Homeschooling Series: Here is the second of four blog posts about Math Manipulatives! We believe it is possible to reach beyond basic manipulatives to create a rigorous, homeschooling environment. For access to our previous post on Number Sense (Understanding Numbers), please click here!
Operations and Using Numbers

When including Operations in a Math curriculum, children are usually encouraged to play games and show how they can “use” numbers! Obviously, this works well for most learners. We all love Math Games! Who doesn’t? Manipulatives (counters, dice, timers, etc.) help to complete these activities or games and can be used to help increase confidence.

Examples of Operations activities include, but are not limited to, fact-families, finding missing numbers, and skip counting. Suprisingly, though, these activities rarely include real-world application:

Interestingly, these activities look great, right? Without question these activities are fun and engaging. Manipulatives are supporting to help children understand numbers, and everything seems useful! You might even be asking yourself…

Here is the identified problem:

In a typical learning environment, “task-completion” overshadows practical application. Even though Operations activities are highly interactive, children often forget the information. Operations activities require prior skills (skip counting requires number sense, for example), and therefore lean towards rote memorization even if the activities look like they are fun!

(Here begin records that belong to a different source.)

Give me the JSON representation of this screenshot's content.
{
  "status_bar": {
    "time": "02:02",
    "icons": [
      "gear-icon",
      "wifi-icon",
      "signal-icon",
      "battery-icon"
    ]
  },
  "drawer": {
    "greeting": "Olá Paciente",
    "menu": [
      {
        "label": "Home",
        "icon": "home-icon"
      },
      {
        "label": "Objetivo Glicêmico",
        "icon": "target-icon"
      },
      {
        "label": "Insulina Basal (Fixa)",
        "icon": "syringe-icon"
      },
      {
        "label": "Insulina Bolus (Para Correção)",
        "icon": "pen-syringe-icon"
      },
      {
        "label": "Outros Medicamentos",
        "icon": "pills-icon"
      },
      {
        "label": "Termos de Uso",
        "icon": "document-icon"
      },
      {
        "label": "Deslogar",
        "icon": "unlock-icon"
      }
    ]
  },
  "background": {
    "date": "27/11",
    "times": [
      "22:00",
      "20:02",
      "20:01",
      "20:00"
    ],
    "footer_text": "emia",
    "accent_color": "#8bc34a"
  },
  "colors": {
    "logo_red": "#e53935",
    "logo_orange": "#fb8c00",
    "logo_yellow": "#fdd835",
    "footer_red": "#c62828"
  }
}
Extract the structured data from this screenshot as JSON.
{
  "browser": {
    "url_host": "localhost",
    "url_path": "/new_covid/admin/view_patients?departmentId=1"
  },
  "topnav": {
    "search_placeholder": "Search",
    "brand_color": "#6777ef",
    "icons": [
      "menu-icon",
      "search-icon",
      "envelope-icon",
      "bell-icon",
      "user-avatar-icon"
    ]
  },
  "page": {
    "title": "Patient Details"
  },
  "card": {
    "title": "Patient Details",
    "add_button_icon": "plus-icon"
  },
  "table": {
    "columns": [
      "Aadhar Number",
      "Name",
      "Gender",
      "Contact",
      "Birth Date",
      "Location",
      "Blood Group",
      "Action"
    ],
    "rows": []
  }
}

As previously stated in our last post, Focus Online LLC would never classify any Math activities as inappropriate, pointless or harmful. Today’s question looks at a common problem after the manipulatives and activity have been put away, though: “Regardless of age, could a child remember number operations in a faster, and more applicable, way?”.

As a solution, we suggest breaking Math activities into 2 parts:

Part A: Complete the activity/game/exercise
Part B
  • Identify when and where the activity/game/exercise might be used, regardless of the activity
  • During that day, attempt a real-world application of the operation

For example:

  • Skip-counting is useful for paying cash at a store, owning a business, or buying supplies for an office job. You might suggest, “Let’s go to the store so you can pay!”
  • Fact Families can be used to determine how to place a couch into a room (The wall is 10 feet long, the couch is 6 feet long, therefore I have 4 feet to spare) or working as a builder. In addition, you might decide to roll your curriculum into geography, mapping and design!

Oftentimes, real-world links are made when teh connection is obvious, or when a lesson plan and activity call for it. Using connections consistently imbeds an understanding of purpose, as well as increases the value of learning for a child. At Focus Online LLC, we believe in making connections as often as possible, and also in a variety of ways. In fact, we go beyond real-world connections to help students create purposeful connections with previously read text and personal experiences.

Here is a fun and practical Math Game using playing cards with a surprise at the end! (Follow us on Instagram for more games):

As a homeschooling parent, how do YOU think this Operations game could tie into the real world?